The Leeds Country Way is a circular long distance footpath of 62 miles which encircles the city of Leeds in West Yorkshire, England. It is never more than 7 miles from Leeds City Square. Despite being do close to the city the walk is mainly rural with much to enjoy including extensive views to the West and North Yorkshire countryside in the outlying areas of the Leeds metropolitan district. It follows public rights of way including footpaths, bridleways and minor lanes, with just a few short sections along roads. Some significant places visited en route and clockwise from Golden Acre Park include the grounds of Harewood House, Bardsey, Thorner, Barwick-in-Elmet, Garforth, Swillington Park, River Calder, north Wakefield, West Ardsley, Gildersome, Cockers Dale, Pudsey, Airedale, Greengates and Horsforth.

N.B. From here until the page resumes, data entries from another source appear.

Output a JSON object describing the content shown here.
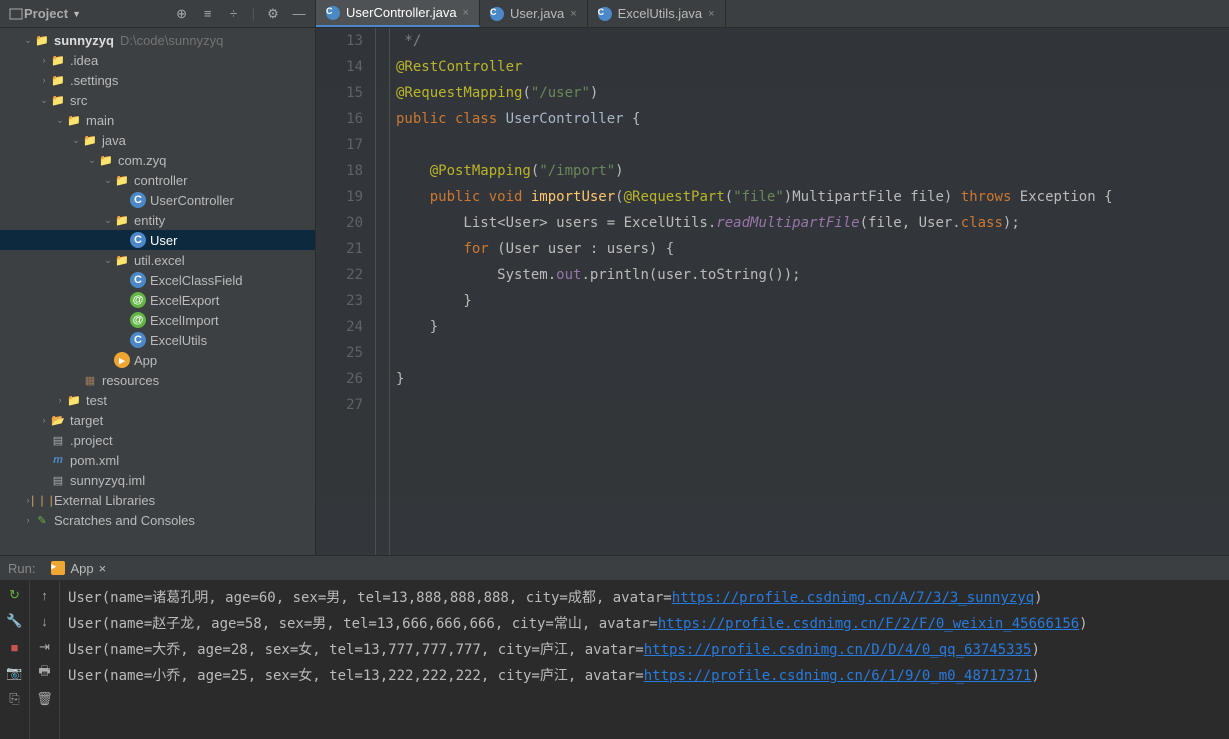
{
  "sidebar": {
    "title": "Project",
    "root": {
      "name": "sunnyzyq",
      "path": "D:\\code\\sunnyzyq"
    },
    "nodes": [
      {
        "d": 1,
        "e": "v",
        "i": "folder-root",
        "n": "sunnyzyq",
        "bold": true,
        "p": "D:\\code\\sunnyzyq"
      },
      {
        "d": 2,
        "e": ">",
        "i": "folder",
        "n": ".idea"
      },
      {
        "d": 2,
        "e": ">",
        "i": "folder",
        "n": ".settings"
      },
      {
        "d": 2,
        "e": "v",
        "i": "folder-blue",
        "n": "src"
      },
      {
        "d": 3,
        "e": "v",
        "i": "folder-blue",
        "n": "main"
      },
      {
        "d": 4,
        "e": "v",
        "i": "folder-blue",
        "n": "java"
      },
      {
        "d": 5,
        "e": "v",
        "i": "folder",
        "n": "com.zyq"
      },
      {
        "d": 6,
        "e": "v",
        "i": "folder",
        "n": "controller"
      },
      {
        "d": 7,
        "e": "",
        "i": "class-c",
        "n": "UserController"
      },
      {
        "d": 6,
        "e": "v",
        "i": "folder",
        "n": "entity"
      },
      {
        "d": 7,
        "e": "",
        "i": "class-c",
        "n": "User",
        "sel": true
      },
      {
        "d": 6,
        "e": "v",
        "i": "folder",
        "n": "util.excel"
      },
      {
        "d": 7,
        "e": "",
        "i": "class-c",
        "n": "ExcelClassField"
      },
      {
        "d": 7,
        "e": "",
        "i": "class-g",
        "n": "ExcelExport"
      },
      {
        "d": 7,
        "e": "",
        "i": "class-g",
        "n": "ExcelImport"
      },
      {
        "d": 7,
        "e": "",
        "i": "class-c",
        "n": "ExcelUtils"
      },
      {
        "d": 6,
        "e": "",
        "i": "class-o",
        "n": "App"
      },
      {
        "d": 4,
        "e": "",
        "i": "folder-res",
        "n": "resources"
      },
      {
        "d": 3,
        "e": ">",
        "i": "folder",
        "n": "test"
      },
      {
        "d": 2,
        "e": ">",
        "i": "folder-open",
        "n": "target"
      },
      {
        "d": 2,
        "e": "",
        "i": "file",
        "n": ".project"
      },
      {
        "d": 2,
        "e": "",
        "i": "maven",
        "n": "pom.xml"
      },
      {
        "d": 2,
        "e": "",
        "i": "file",
        "n": "sunnyzyq.iml"
      },
      {
        "d": 1,
        "e": ">",
        "i": "lib",
        "n": "External Libraries"
      },
      {
        "d": 1,
        "e": ">",
        "i": "scratch",
        "n": "Scratches and Consoles"
      }
    ]
  },
  "tabs": [
    {
      "icon": "class-c",
      "label": "UserController.java",
      "active": true
    },
    {
      "icon": "class-c",
      "label": "User.java",
      "active": false
    },
    {
      "icon": "class-c",
      "label": "ExcelUtils.java",
      "active": false
    }
  ],
  "code": {
    "start": 13,
    "lines": [
      {
        "t": " */",
        "cls": "cm"
      },
      {
        "html": "<span class='ann'>@RestController</span>"
      },
      {
        "html": "<span class='ann'>@RequestMapping</span>(<span class='str'>\"/user\"</span>)"
      },
      {
        "html": "<span class='kw'>public class</span> <span class='cls-n'>UserController</span> {"
      },
      {
        "t": ""
      },
      {
        "html": "    <span class='ann'>@PostMapping</span>(<span class='str'>\"/import\"</span>)"
      },
      {
        "html": "    <span class='kw'>public void</span> <span class='fn'>importUser</span>(<span class='ann'>@RequestPart</span>(<span class='str'>\"file\"</span>)MultipartFile file) <span class='kw'>throws</span> Exception {"
      },
      {
        "html": "        List&lt;User&gt; users = ExcelUtils.<span class='it'>readMultipartFile</span>(file, User.<span class='kw'>class</span>);"
      },
      {
        "html": "        <span class='kw'>for</span> (User user : users) {"
      },
      {
        "html": "            System.<span class='id'>out</span>.println(user.toString());"
      },
      {
        "t": "        }"
      },
      {
        "t": "    }"
      },
      {
        "t": ""
      },
      {
        "t": "}"
      },
      {
        "t": ""
      }
    ]
  },
  "run": {
    "label": "Run:",
    "tab": "App",
    "output": [
      {
        "pre": "User(name=诸葛孔明, age=60, sex=男, tel=13,888,888,888, city=成都, avatar=",
        "url": "https://profile.csdnimg.cn/A/7/3/3_sunnyzyq",
        "post": ")"
      },
      {
        "pre": "User(name=赵子龙, age=58, sex=男, tel=13,666,666,666, city=常山, avatar=",
        "url": "https://profile.csdnimg.cn/F/2/F/0_weixin_45666156",
        "post": ")"
      },
      {
        "pre": "User(name=大乔, age=28, sex=女, tel=13,777,777,777, city=庐江, avatar=",
        "url": "https://profile.csdnimg.cn/D/D/4/0_qq_63745335",
        "post": ")"
      },
      {
        "pre": "User(name=小乔, age=25, sex=女, tel=13,222,222,222, city=庐江, avatar=",
        "url": "https://profile.csdnimg.cn/6/1/9/0_m0_48717371",
        "post": ")"
      }
    ]
  }
}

History: A route was first devised by Fred Andrews of the Ramblers Association, and then developed by West Yorkshire County Council in the early 1980s. This council was abolished in 1986, and the path is now under the care of the Countryside section of Leeds City Council. The Leeds Country Way was realigned in 2006, using a route devised by Bob Brewster, to bring it entirely within the boundary of the Leeds metropolitan district (previously it crossed the boundary into Wakefield), and the path was officially relaunched on 26 September 2006 with a revised set of map leaflets and improved waymarking.
The files for download are of the new 2006 updated routes.